WHAT THE TASK REQUIRES: Search the records for "Console". Copy every line where it appears.

App and web page records:
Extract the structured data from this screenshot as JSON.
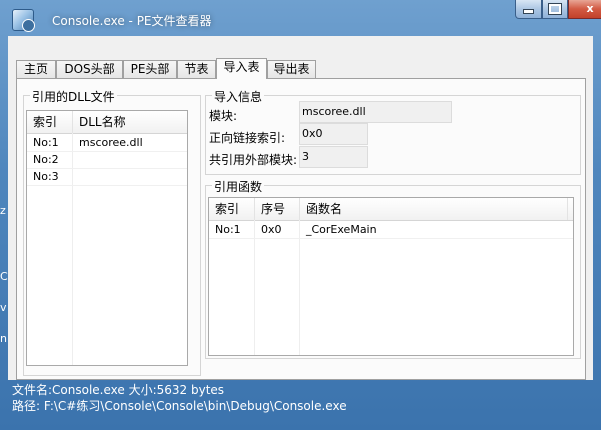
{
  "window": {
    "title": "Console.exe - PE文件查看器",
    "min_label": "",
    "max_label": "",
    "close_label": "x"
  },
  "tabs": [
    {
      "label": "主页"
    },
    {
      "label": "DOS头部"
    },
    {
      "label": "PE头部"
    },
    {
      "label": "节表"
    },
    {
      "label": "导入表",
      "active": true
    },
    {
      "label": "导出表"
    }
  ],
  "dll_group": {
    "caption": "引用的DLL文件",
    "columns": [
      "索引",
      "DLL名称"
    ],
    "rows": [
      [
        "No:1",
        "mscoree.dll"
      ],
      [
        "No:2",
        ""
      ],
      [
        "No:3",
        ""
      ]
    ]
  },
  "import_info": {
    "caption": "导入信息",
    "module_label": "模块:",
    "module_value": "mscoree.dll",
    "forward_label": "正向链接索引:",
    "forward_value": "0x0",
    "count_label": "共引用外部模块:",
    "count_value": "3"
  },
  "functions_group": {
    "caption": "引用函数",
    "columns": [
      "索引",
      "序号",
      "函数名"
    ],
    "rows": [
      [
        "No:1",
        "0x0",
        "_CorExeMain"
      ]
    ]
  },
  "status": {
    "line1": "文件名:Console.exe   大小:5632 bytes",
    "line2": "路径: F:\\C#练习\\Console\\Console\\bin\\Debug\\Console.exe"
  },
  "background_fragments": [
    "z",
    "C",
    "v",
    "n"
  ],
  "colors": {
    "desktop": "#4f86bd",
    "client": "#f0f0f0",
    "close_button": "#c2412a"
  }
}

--

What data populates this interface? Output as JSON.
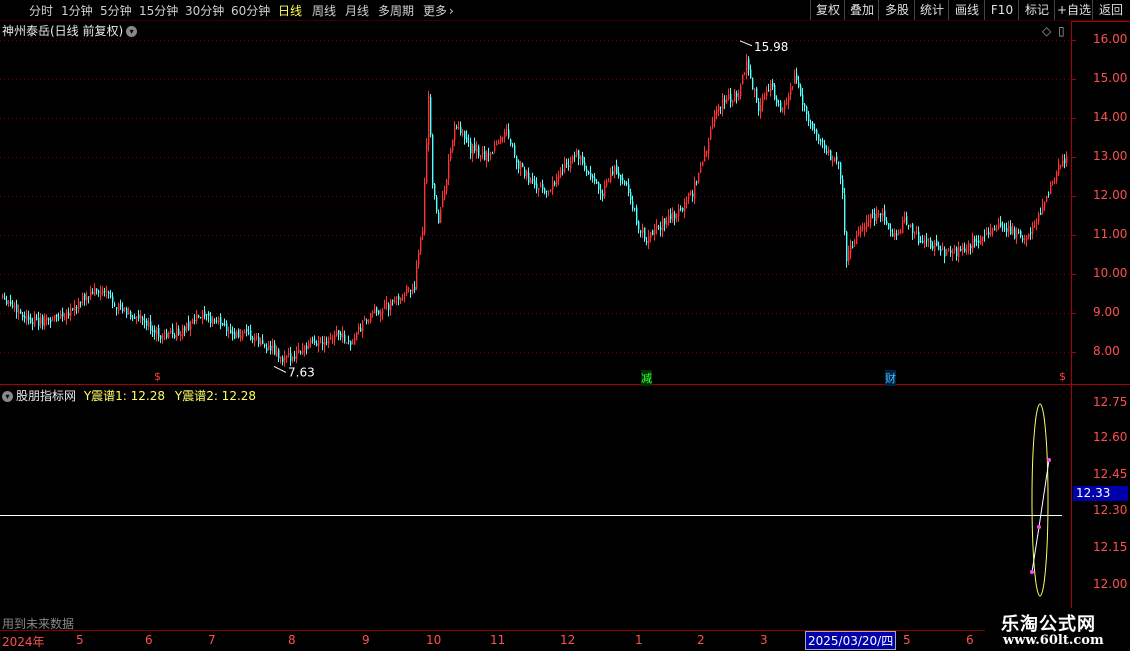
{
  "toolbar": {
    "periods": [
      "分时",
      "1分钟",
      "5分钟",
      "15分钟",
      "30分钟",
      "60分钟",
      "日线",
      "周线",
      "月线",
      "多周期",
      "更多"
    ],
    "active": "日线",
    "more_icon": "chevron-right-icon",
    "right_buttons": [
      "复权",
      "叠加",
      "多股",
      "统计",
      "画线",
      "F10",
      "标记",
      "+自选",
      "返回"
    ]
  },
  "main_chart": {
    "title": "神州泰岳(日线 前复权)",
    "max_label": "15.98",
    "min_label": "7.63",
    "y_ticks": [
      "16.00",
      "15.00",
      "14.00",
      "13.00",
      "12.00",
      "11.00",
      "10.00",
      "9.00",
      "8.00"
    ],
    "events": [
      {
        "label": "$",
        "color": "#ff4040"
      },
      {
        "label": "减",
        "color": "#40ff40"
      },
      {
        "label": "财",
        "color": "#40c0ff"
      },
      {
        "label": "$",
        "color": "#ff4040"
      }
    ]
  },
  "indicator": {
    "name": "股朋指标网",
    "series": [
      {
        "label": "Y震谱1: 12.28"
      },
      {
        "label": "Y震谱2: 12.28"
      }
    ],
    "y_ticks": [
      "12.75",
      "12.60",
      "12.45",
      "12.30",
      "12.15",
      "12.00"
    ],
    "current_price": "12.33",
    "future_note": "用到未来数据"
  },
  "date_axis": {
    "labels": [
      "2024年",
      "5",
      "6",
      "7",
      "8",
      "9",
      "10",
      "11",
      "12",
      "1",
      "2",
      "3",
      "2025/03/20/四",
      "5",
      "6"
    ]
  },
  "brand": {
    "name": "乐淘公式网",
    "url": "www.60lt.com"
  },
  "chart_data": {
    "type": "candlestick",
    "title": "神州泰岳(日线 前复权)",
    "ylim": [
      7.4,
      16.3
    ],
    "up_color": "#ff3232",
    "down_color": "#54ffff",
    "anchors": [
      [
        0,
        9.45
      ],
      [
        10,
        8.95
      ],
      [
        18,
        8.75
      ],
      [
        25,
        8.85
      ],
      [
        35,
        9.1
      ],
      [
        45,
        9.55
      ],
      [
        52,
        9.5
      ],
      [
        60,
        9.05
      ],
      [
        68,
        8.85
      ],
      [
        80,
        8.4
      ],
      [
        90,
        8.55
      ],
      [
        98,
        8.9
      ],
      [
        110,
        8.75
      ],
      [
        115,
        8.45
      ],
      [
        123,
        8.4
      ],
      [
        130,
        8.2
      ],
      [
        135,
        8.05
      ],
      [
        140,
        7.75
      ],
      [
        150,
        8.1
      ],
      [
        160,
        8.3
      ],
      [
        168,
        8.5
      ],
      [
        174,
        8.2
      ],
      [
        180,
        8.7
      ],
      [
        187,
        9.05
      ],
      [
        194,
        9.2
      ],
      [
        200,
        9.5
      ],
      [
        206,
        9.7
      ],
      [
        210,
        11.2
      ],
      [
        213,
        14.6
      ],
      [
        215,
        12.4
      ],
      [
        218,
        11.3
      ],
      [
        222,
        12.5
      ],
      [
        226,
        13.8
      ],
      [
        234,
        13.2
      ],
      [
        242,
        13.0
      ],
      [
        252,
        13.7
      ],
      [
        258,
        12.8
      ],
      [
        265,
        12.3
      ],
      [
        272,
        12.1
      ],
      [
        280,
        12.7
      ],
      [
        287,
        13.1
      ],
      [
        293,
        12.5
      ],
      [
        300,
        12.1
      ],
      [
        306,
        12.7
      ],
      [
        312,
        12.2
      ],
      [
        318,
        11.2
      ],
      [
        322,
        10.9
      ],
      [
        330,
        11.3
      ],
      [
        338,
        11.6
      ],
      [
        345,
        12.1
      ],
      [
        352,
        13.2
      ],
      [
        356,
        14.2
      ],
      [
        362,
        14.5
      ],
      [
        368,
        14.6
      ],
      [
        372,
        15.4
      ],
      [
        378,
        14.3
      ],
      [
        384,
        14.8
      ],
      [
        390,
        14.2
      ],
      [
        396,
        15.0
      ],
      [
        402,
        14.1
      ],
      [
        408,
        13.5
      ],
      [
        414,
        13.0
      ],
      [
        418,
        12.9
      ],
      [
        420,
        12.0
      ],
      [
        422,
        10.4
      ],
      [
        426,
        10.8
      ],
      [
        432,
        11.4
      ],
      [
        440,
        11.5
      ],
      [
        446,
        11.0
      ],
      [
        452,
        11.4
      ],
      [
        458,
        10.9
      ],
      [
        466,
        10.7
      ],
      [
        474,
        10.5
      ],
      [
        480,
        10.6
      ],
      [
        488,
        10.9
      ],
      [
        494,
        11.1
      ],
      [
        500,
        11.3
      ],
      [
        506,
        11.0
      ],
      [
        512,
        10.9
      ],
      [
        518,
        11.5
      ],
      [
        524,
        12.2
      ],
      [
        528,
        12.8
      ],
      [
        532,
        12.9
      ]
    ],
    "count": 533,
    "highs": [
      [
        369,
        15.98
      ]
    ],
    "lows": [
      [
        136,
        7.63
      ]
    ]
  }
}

WRITTEN REPLY:
    "title": "Console.exe - PE文件查看器",
    "line1": "文件名:Console.exe   大小:5632 bytes",
    "line2": "路径: F:\\C#练习\\Console\\Console\\bin\\Debug\\Console.exe"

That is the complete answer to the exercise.